> [Component data from apps and pages]:
========

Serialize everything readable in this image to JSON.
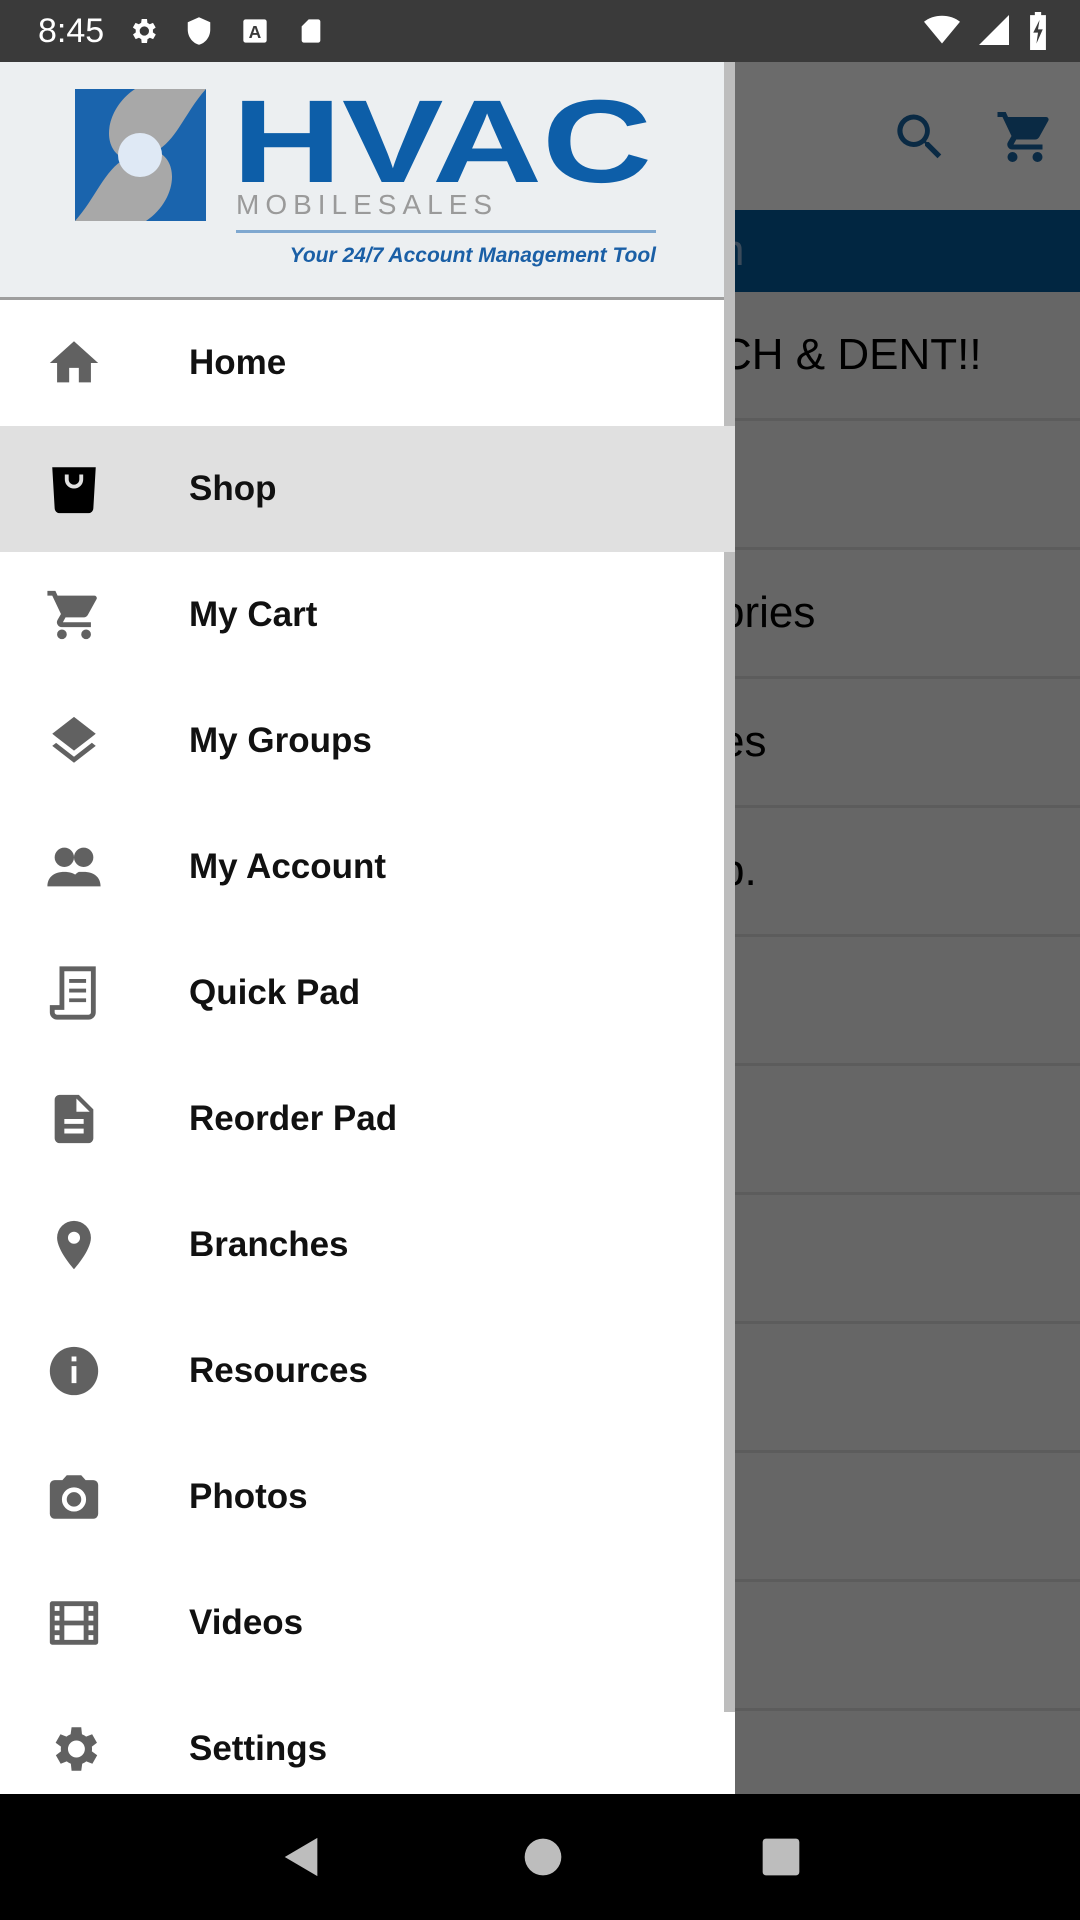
{
  "status_bar": {
    "time": "8:45",
    "icons": [
      "settings-icon",
      "shield-icon",
      "a-icon",
      "sd-card-icon"
    ],
    "right_icons": [
      "wifi-icon",
      "signal-icon",
      "battery-charging-icon"
    ]
  },
  "background": {
    "toolbar_icons": [
      "search-icon",
      "cart-icon"
    ],
    "banner_text": "n",
    "rows": [
      "CH & DENT!!",
      ":",
      "ories",
      "es",
      "p.",
      "",
      "",
      "",
      "",
      "",
      ""
    ]
  },
  "drawer": {
    "logo": {
      "title": "HVAC",
      "subtitle": "MOBILESALES",
      "tagline": "Your 24/7 Account Management Tool",
      "colors": {
        "blue": "#0d5ea8",
        "gray": "#9a9a9a"
      }
    },
    "items": [
      {
        "label": "Home",
        "icon": "home-icon"
      },
      {
        "label": "Shop",
        "icon": "shopping-bag-icon",
        "active": true
      },
      {
        "label": "My Cart",
        "icon": "cart-icon"
      },
      {
        "label": "My Groups",
        "icon": "layers-icon"
      },
      {
        "label": "My Account",
        "icon": "people-icon"
      },
      {
        "label": "Quick Pad",
        "icon": "receipt-icon"
      },
      {
        "label": "Reorder Pad",
        "icon": "document-icon"
      },
      {
        "label": "Branches",
        "icon": "location-pin-icon"
      },
      {
        "label": "Resources",
        "icon": "info-icon"
      },
      {
        "label": "Photos",
        "icon": "camera-icon"
      },
      {
        "label": "Videos",
        "icon": "film-icon"
      },
      {
        "label": "Settings",
        "icon": "gear-icon"
      }
    ]
  },
  "nav_bar": {
    "buttons": [
      "back-icon",
      "home-icon",
      "recents-icon"
    ]
  }
}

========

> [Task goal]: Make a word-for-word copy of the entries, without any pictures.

> [Exercise output]:
Serialize everything readable in this image to JSON.
{
  "status_bar": {
    "time": "8:45",
    "icons": [
      "settings-icon",
      "shield-icon",
      "a-icon",
      "sd-card-icon"
    ],
    "right_icons": [
      "wifi-icon",
      "signal-icon",
      "battery-charging-icon"
    ]
  },
  "background": {
    "toolbar_icons": [
      "search-icon",
      "cart-icon"
    ],
    "banner_text": "n",
    "rows": [
      "CH & DENT!!",
      ":",
      "ories",
      "es",
      "p.",
      "",
      "",
      "",
      "",
      "",
      ""
    ]
  },
  "drawer": {
    "logo": {
      "title": "HVAC",
      "subtitle": "MOBILESALES",
      "tagline": "Your 24/7 Account Management Tool",
      "colors": {
        "blue": "#0d5ea8",
        "gray": "#9a9a9a"
      }
    },
    "items": [
      {
        "label": "Home",
        "icon": "home-icon"
      },
      {
        "label": "Shop",
        "icon": "shopping-bag-icon",
        "active": true
      },
      {
        "label": "My Cart",
        "icon": "cart-icon"
      },
      {
        "label": "My Groups",
        "icon": "layers-icon"
      },
      {
        "label": "My Account",
        "icon": "people-icon"
      },
      {
        "label": "Quick Pad",
        "icon": "receipt-icon"
      },
      {
        "label": "Reorder Pad",
        "icon": "document-icon"
      },
      {
        "label": "Branches",
        "icon": "location-pin-icon"
      },
      {
        "label": "Resources",
        "icon": "info-icon"
      },
      {
        "label": "Photos",
        "icon": "camera-icon"
      },
      {
        "label": "Videos",
        "icon": "film-icon"
      },
      {
        "label": "Settings",
        "icon": "gear-icon"
      }
    ]
  },
  "nav_bar": {
    "buttons": [
      "back-icon",
      "home-icon",
      "recents-icon"
    ]
  }
}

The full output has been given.